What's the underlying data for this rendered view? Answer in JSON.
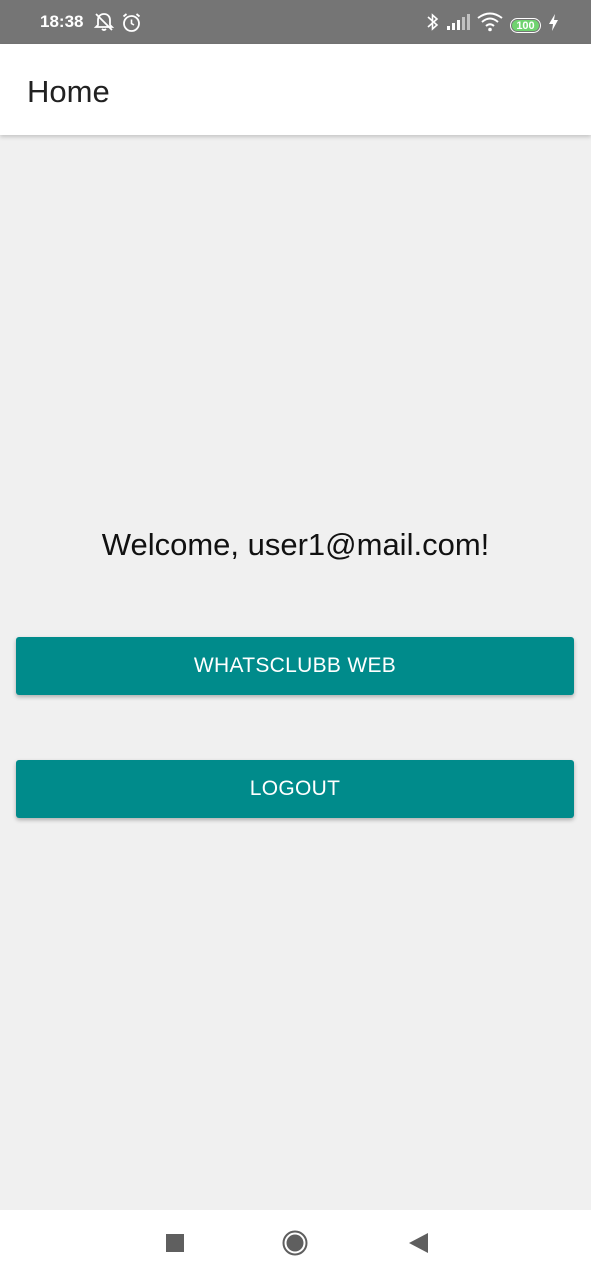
{
  "status_bar": {
    "time": "18:38",
    "battery": "100",
    "icons": [
      "alarm-off-icon",
      "alarm-clock-icon",
      "bluetooth-icon",
      "cellular-signal-icon",
      "wifi-icon",
      "battery-icon",
      "charging-bolt-icon"
    ],
    "battery_color": "#6fd36f"
  },
  "app_bar": {
    "title": "Home"
  },
  "main": {
    "welcome_text": "Welcome, user1@mail.com!",
    "web_button_label": "WHATSCLUBB WEB",
    "logout_button_label": "LOGOUT",
    "accent_color": "#008b8b"
  },
  "nav_bar": {
    "icons": [
      "recent-apps-icon",
      "home-icon",
      "back-icon"
    ]
  }
}
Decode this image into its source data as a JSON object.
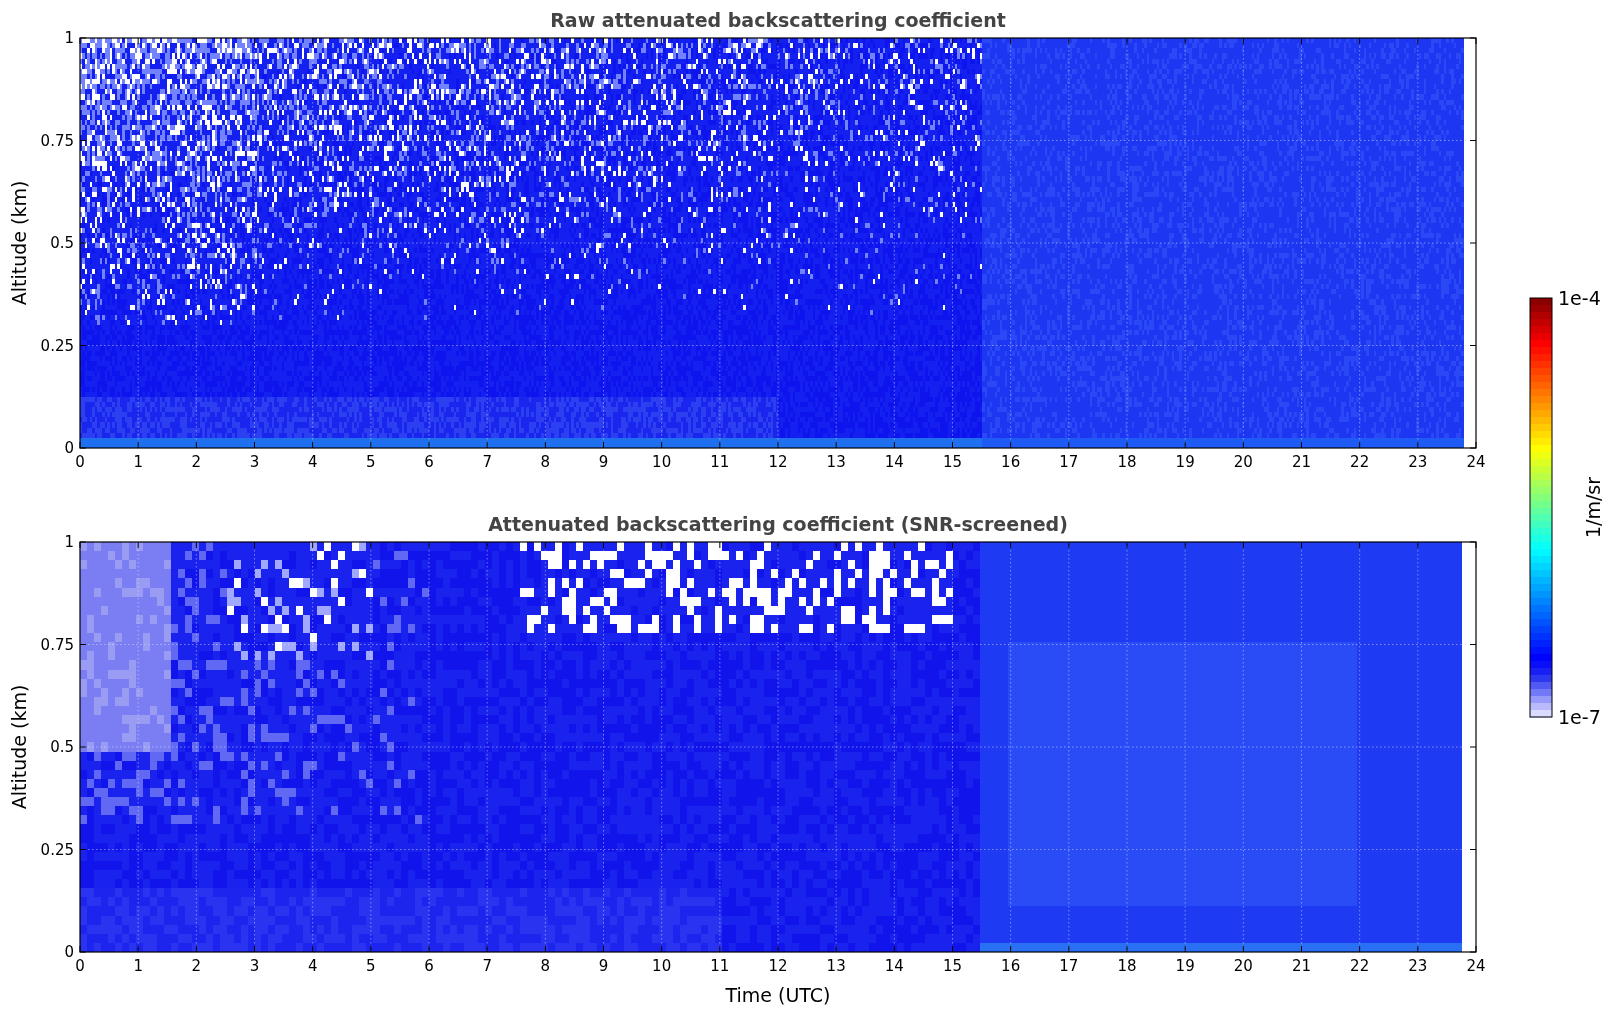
{
  "panels": [
    {
      "kind": "raw",
      "title": "Raw attenuated backscattering coefficient",
      "ylabel": "Altitude (km)",
      "yticks": [
        "1",
        "0.75",
        "0.5",
        "0.25",
        "0"
      ],
      "xticks": [
        "0",
        "1",
        "2",
        "3",
        "4",
        "5",
        "6",
        "7",
        "8",
        "9",
        "10",
        "11",
        "12",
        "13",
        "14",
        "15",
        "16",
        "17",
        "18",
        "19",
        "20",
        "21",
        "22",
        "23",
        "24"
      ]
    },
    {
      "kind": "screened",
      "title": "Attenuated backscattering coefficient (SNR-screened)",
      "ylabel": "Altitude (km)",
      "yticks": [
        "1",
        "0.75",
        "0.5",
        "0.25",
        "0"
      ],
      "xticks": [
        "0",
        "1",
        "2",
        "3",
        "4",
        "5",
        "6",
        "7",
        "8",
        "9",
        "10",
        "11",
        "12",
        "13",
        "14",
        "15",
        "16",
        "17",
        "18",
        "19",
        "20",
        "21",
        "22",
        "23",
        "24"
      ],
      "xlabel": "Time (UTC)"
    }
  ],
  "colorbar": {
    "max": "1e-4",
    "min": "1e-7",
    "label": "1/m/sr"
  }
}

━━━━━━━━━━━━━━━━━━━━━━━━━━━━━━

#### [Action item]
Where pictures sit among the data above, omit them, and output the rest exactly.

#### [Written solution]
What's the underlying data for this rendered view? Answer in JSON.
{
  "status_bar": {
    "time": "18:38",
    "battery": "100",
    "icons": [
      "alarm-off-icon",
      "alarm-clock-icon",
      "bluetooth-icon",
      "cellular-signal-icon",
      "wifi-icon",
      "battery-icon",
      "charging-bolt-icon"
    ],
    "battery_color": "#6fd36f"
  },
  "app_bar": {
    "title": "Home"
  },
  "main": {
    "welcome_text": "Welcome, user1@mail.com!",
    "web_button_label": "WHATSCLUBB WEB",
    "logout_button_label": "LOGOUT",
    "accent_color": "#008b8b"
  },
  "nav_bar": {
    "icons": [
      "recent-apps-icon",
      "home-icon",
      "back-icon"
    ]
  }
}
Decode this image into its source data as a JSON object.
{
  "panels": [
    {
      "kind": "raw",
      "title": "Raw attenuated backscattering coefficient",
      "ylabel": "Altitude (km)",
      "yticks": [
        "1",
        "0.75",
        "0.5",
        "0.25",
        "0"
      ],
      "xticks": [
        "0",
        "1",
        "2",
        "3",
        "4",
        "5",
        "6",
        "7",
        "8",
        "9",
        "10",
        "11",
        "12",
        "13",
        "14",
        "15",
        "16",
        "17",
        "18",
        "19",
        "20",
        "21",
        "22",
        "23",
        "24"
      ]
    },
    {
      "kind": "screened",
      "title": "Attenuated backscattering coefficient (SNR-screened)",
      "ylabel": "Altitude (km)",
      "yticks": [
        "1",
        "0.75",
        "0.5",
        "0.25",
        "0"
      ],
      "xticks": [
        "0",
        "1",
        "2",
        "3",
        "4",
        "5",
        "6",
        "7",
        "8",
        "9",
        "10",
        "11",
        "12",
        "13",
        "14",
        "15",
        "16",
        "17",
        "18",
        "19",
        "20",
        "21",
        "22",
        "23",
        "24"
      ],
      "xlabel": "Time (UTC)"
    }
  ],
  "colorbar": {
    "max": "1e-4",
    "min": "1e-7",
    "label": "1/m/sr"
  }
}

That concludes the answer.